# Instructions for the task:
Search the data below for lines that include the word "JSON" and state how many there are, nothing else.

____________________

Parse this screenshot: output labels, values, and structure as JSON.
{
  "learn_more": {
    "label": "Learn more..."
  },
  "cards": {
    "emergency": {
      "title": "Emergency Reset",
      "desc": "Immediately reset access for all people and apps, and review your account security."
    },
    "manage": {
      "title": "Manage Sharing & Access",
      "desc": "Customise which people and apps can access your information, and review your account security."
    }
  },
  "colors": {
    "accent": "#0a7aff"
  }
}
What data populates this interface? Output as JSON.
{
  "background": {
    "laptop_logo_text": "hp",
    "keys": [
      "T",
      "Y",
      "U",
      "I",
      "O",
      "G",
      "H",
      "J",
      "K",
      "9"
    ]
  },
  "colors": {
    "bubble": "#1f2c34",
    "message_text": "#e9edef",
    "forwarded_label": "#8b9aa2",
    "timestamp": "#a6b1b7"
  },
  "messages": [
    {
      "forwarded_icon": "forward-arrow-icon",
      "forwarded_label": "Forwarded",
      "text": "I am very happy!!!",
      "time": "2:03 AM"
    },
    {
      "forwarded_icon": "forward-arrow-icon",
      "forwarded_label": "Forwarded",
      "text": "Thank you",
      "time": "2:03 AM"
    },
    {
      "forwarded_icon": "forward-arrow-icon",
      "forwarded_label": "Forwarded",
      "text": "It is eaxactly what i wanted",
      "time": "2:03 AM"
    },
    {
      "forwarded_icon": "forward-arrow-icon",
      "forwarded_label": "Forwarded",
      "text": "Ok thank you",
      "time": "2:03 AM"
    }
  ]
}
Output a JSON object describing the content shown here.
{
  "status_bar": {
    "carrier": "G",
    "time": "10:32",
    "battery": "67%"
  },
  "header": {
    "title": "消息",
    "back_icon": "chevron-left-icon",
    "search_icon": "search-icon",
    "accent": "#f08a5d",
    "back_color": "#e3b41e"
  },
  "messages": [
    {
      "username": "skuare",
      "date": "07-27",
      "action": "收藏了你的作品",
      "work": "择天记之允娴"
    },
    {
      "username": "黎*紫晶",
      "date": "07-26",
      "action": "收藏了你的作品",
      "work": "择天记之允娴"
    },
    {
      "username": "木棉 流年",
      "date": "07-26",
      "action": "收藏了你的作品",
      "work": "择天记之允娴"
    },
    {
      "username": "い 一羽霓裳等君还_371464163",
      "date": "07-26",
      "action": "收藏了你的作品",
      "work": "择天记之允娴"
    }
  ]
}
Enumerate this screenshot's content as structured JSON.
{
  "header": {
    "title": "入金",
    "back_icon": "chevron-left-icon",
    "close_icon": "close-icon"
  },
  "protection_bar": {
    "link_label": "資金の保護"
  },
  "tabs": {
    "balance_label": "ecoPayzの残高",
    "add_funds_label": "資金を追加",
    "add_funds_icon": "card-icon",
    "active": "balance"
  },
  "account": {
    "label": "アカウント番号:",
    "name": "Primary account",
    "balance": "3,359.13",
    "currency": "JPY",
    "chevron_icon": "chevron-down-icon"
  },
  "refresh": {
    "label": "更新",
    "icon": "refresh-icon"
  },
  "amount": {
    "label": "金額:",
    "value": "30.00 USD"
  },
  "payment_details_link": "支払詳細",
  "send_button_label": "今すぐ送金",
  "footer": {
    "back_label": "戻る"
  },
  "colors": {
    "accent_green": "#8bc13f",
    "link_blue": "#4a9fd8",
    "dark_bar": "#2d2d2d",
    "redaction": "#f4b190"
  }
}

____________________

# Finished exercise:
4